by Anonymousreply 26February 13, 2024 9:40 PM

[Quote]Didn’t it piss off the gay men that their private space was turned into a club for straight people’s entertainment?

Doesn't that happen to all gay spaces? Gay bars are filled with obnoxious fraus, Fire Island has been "straightified."

by Anonymousreply 27February 13, 2024 9:56 PM

[quote]Didn’t it piss off the gay men that their private space was turned into a club for straight people’s entertainment?

It was *hardly* the entire club.

by Anonymousreply 28February 13, 2024 10:00 PM

[quote]One person is a famous restaurateur.

R23, the man standing next to Steve Ostrow at the microphone, is famous restauranteur Ted Hooks. His restaurant, BACKSTAGE, was arguably one of the most renowned celebrity gathering places in the 1970s.

In the picture below, Ted Hook is flanked by Gloria Swanson and infamous Director Harold J. Kennedy (NO PICKLE, NO PERFORMANCE)

Offsite Link
by Anonymousreply 29February 13, 2024 11:52 PM

[quote]Ted Hook is flanked by Gloria Swanson

Good thing you told us. I thought it was Sarah Jessica Parker.

by Anonymousreply 30February 14, 2024 12:00 AM

R16- I NEVER thought F Murray Abraham was heterosexual.

by Anonymousreply 31February 19, 2024 9:34 PM

Too ugly to be gay.

by Anonymousreply 32February 19, 2024 9:39 PM

I'm surprised that no one picked up on the "One person was a big Broadway producer."

The woman sitting next to F. Murray Abraham was notorious producer Adela Holzer. The NY Times said of her, "She went from being “Broadway’s hottest producer” to “one of the cleverest and most successful white-collar criminals in the history of this state.”

At the time of this photo, I was working on the Broadway production of THE RITZ with F. Murray, who was an Adela favorite and had done several shows with her previously. She never realized that the Goggie Gomez character who butchers the English language was Terrence McNally's take on her Spanglish. And R31, Murray was definitely straight.

Offsite Link
by Anonymousreply 33February 19, 2024 11:19 PM

For the entire NY Times Obituary on Adela Holzer, here's a link to a previous posting on DL.
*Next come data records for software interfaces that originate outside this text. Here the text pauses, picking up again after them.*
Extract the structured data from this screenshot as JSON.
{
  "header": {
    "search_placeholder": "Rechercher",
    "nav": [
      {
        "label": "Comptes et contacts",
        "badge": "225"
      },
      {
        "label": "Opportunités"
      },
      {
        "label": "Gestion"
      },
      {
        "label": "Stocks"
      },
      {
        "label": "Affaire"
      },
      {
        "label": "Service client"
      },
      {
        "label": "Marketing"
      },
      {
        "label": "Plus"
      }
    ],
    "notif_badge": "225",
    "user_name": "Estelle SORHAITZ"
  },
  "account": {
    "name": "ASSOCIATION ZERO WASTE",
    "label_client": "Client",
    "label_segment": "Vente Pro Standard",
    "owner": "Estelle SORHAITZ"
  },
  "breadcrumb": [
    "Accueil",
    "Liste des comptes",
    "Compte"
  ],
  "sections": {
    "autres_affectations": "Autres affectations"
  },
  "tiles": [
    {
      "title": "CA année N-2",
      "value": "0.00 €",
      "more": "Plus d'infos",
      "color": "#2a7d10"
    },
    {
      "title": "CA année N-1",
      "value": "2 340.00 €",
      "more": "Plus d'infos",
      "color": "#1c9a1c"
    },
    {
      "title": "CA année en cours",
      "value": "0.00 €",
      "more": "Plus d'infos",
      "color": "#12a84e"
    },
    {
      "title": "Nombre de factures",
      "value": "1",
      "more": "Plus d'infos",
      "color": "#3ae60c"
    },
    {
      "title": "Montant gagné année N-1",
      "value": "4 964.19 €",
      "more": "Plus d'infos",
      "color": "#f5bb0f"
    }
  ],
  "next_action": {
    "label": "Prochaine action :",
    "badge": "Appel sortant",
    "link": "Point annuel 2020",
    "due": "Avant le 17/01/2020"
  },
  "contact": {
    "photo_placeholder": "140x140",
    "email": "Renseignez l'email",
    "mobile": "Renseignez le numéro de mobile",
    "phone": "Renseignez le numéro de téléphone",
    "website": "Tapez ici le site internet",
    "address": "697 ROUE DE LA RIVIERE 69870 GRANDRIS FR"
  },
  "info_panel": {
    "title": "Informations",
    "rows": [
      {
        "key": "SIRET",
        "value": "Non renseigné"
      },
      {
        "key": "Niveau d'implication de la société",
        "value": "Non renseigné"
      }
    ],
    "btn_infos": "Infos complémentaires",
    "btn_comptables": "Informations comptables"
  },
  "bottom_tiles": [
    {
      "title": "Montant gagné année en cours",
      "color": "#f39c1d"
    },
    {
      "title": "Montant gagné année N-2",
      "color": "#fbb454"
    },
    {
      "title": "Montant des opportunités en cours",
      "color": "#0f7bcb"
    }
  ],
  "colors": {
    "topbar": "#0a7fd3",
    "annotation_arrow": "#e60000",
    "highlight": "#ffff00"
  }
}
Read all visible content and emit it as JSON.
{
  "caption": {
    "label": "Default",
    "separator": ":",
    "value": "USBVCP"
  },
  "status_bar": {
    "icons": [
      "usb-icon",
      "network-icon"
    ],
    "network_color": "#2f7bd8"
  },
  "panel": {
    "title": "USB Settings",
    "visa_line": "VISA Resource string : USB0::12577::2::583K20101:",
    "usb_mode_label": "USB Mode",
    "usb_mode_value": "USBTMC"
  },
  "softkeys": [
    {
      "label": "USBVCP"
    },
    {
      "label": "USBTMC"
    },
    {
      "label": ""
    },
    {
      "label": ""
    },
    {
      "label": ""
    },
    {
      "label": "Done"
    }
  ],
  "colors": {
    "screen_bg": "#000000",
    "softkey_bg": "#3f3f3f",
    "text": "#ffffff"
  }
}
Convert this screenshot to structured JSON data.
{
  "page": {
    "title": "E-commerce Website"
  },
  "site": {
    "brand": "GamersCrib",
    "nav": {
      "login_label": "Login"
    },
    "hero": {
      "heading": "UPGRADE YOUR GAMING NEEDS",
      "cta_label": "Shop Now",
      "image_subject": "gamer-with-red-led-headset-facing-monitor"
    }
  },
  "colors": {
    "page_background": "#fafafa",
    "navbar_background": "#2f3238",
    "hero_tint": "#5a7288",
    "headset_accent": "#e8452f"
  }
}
Her story would make a great movie or play.

Offsite Link
by Anonymousreply 34February 19, 2024 11:21 PM
Need more help? Click Here.

Yes indeed, we too use "cookies." Take a look at our privacy/terms or if you just want to see the damn site without all this bureaucratic nonsense, click ACCEPT. Otherwise, you'll just have to find some other site for your pointless bitchery needs.


Become a contributor - post when you want with no ads!